Start of Block
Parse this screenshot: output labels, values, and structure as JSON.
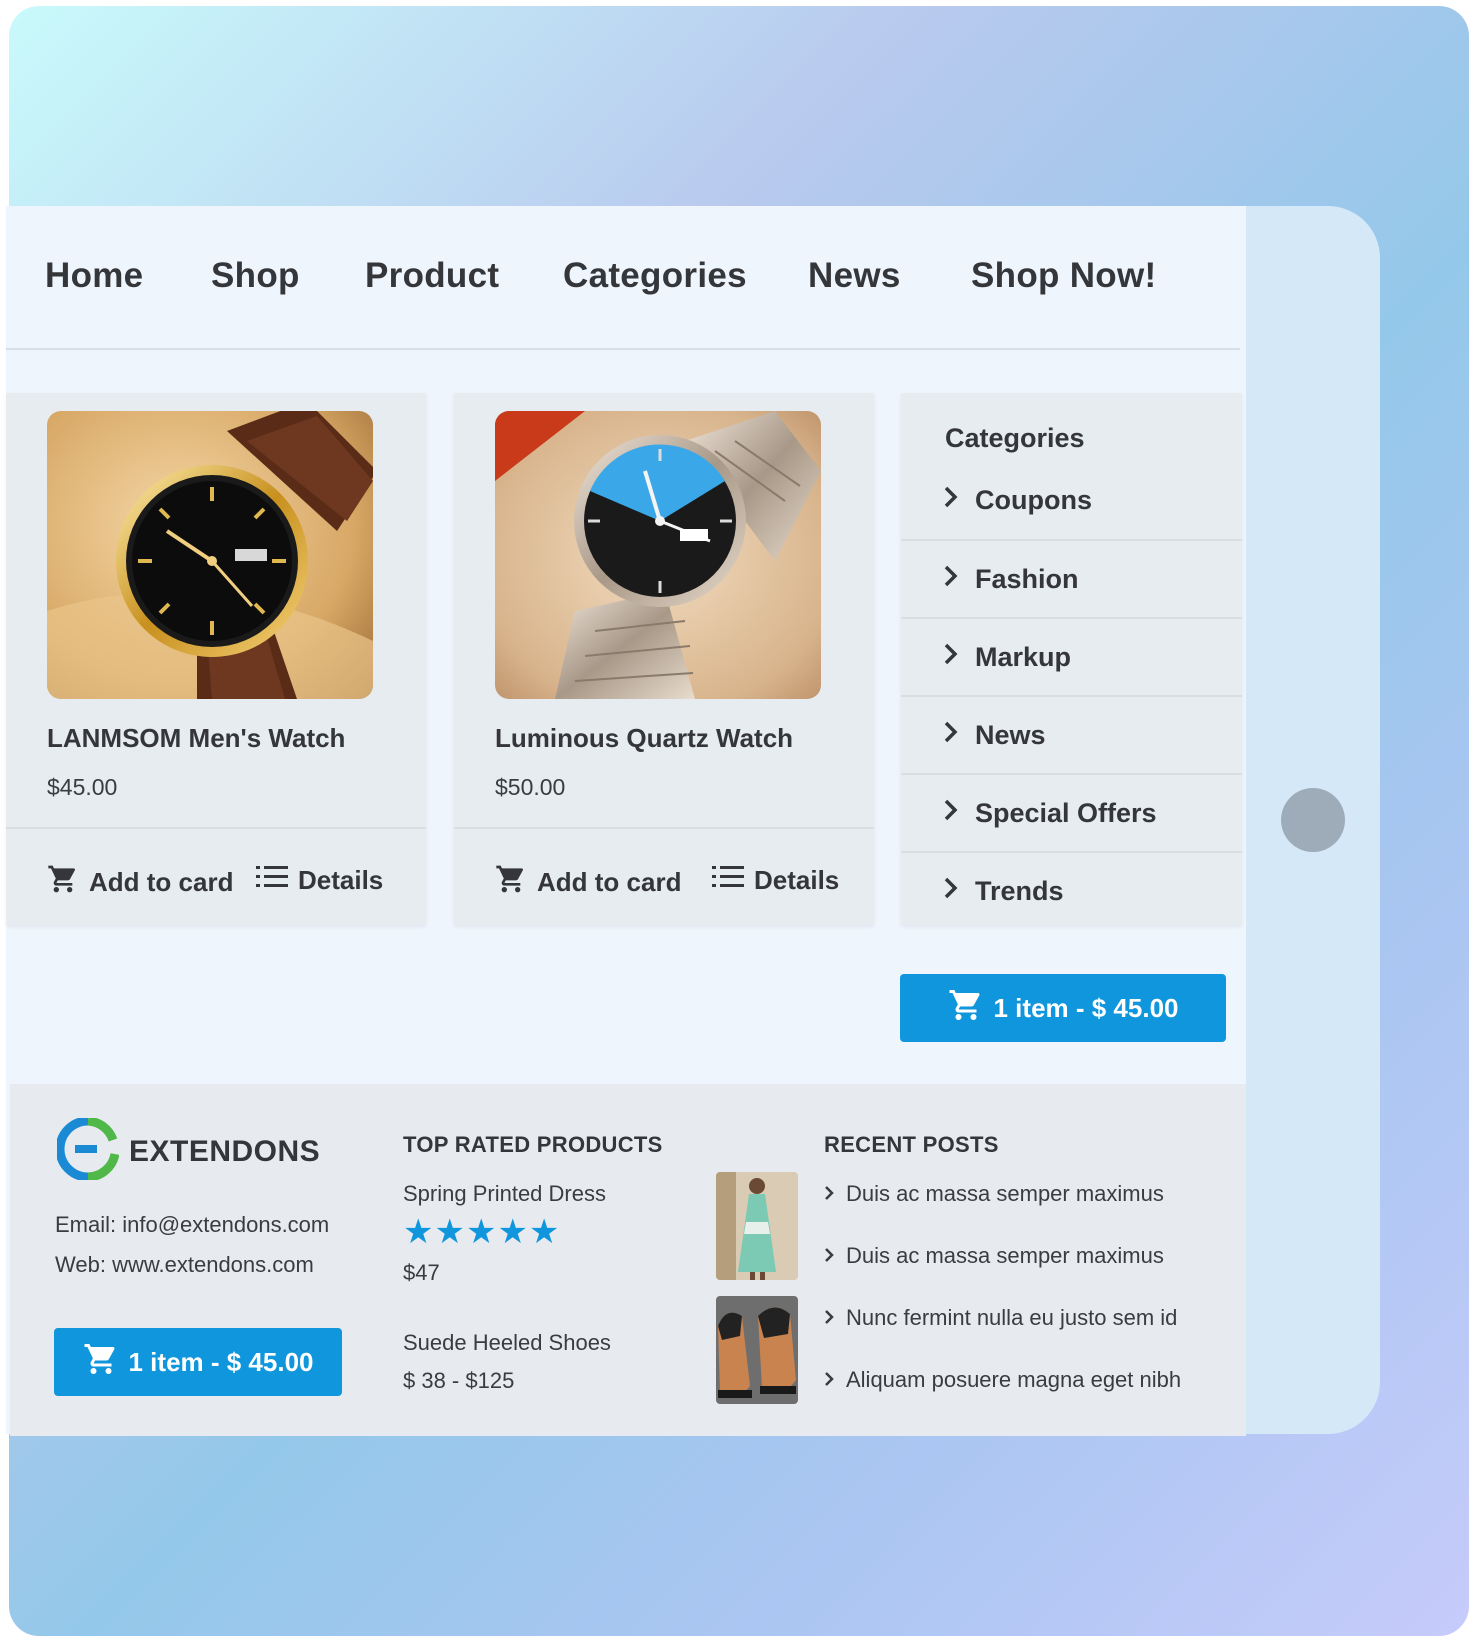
{
  "nav": {
    "items": [
      "Home",
      "Shop",
      "Product",
      "Categories",
      "News",
      "Shop Now!"
    ]
  },
  "products": [
    {
      "title": "LANMSOM Men's Watch",
      "price": "$45.00",
      "add_label": "Add to card",
      "details_label": "Details",
      "image_icon": "watch-brown-strap"
    },
    {
      "title": "Luminous Quartz Watch",
      "price": "$50.00",
      "add_label": "Add to card",
      "details_label": "Details",
      "image_icon": "watch-steel-band"
    }
  ],
  "categories": {
    "heading": "Categories",
    "items": [
      "Coupons",
      "Fashion",
      "Markup",
      "News",
      "Special Offers",
      "Trends"
    ]
  },
  "cart": {
    "label": "1 item - $ 45.00",
    "color": "#0f96dc"
  },
  "footer": {
    "brand": "EXTENDONS",
    "email": "Email: info@extendons.com",
    "web": "Web: www.extendons.com",
    "cart_label": "1 item - $ 45.00",
    "top_rated": {
      "heading": "TOP RATED PRODUCTS",
      "items": [
        {
          "name": "Spring Printed Dress",
          "stars": "★★★★★",
          "rating": 5,
          "price": "$47"
        },
        {
          "name": "Suede Heeled Shoes",
          "price": "$ 38 - $125"
        }
      ]
    },
    "recent_posts": {
      "heading": "RECENT POSTS",
      "items": [
        "Duis ac massa semper maximus",
        "Duis ac massa semper maximus",
        "Nunc fermint nulla eu justo sem id",
        "Aliquam posuere magna eget nibh"
      ]
    }
  }
}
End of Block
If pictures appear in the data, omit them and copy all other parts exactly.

Parse this screenshot: output labels, values, and structure as JSON.
{
  "nav": {
    "items": [
      "Home",
      "Shop",
      "Product",
      "Categories",
      "News",
      "Shop Now!"
    ]
  },
  "products": [
    {
      "title": "LANMSOM Men's Watch",
      "price": "$45.00",
      "add_label": "Add to card",
      "details_label": "Details",
      "image_icon": "watch-brown-strap"
    },
    {
      "title": "Luminous Quartz Watch",
      "price": "$50.00",
      "add_label": "Add to card",
      "details_label": "Details",
      "image_icon": "watch-steel-band"
    }
  ],
  "categories": {
    "heading": "Categories",
    "items": [
      "Coupons",
      "Fashion",
      "Markup",
      "News",
      "Special Offers",
      "Trends"
    ]
  },
  "cart": {
    "label": "1 item - $ 45.00",
    "color": "#0f96dc"
  },
  "footer": {
    "brand": "EXTENDONS",
    "email": "Email: info@extendons.com",
    "web": "Web: www.extendons.com",
    "cart_label": "1 item - $ 45.00",
    "top_rated": {
      "heading": "TOP RATED PRODUCTS",
      "items": [
        {
          "name": "Spring Printed Dress",
          "stars": "★★★★★",
          "rating": 5,
          "price": "$47"
        },
        {
          "name": "Suede Heeled Shoes",
          "price": "$ 38 - $125"
        }
      ]
    },
    "recent_posts": {
      "heading": "RECENT POSTS",
      "items": [
        "Duis ac massa semper maximus",
        "Duis ac massa semper maximus",
        "Nunc fermint nulla eu justo sem id",
        "Aliquam posuere magna eget nibh"
      ]
    }
  }
}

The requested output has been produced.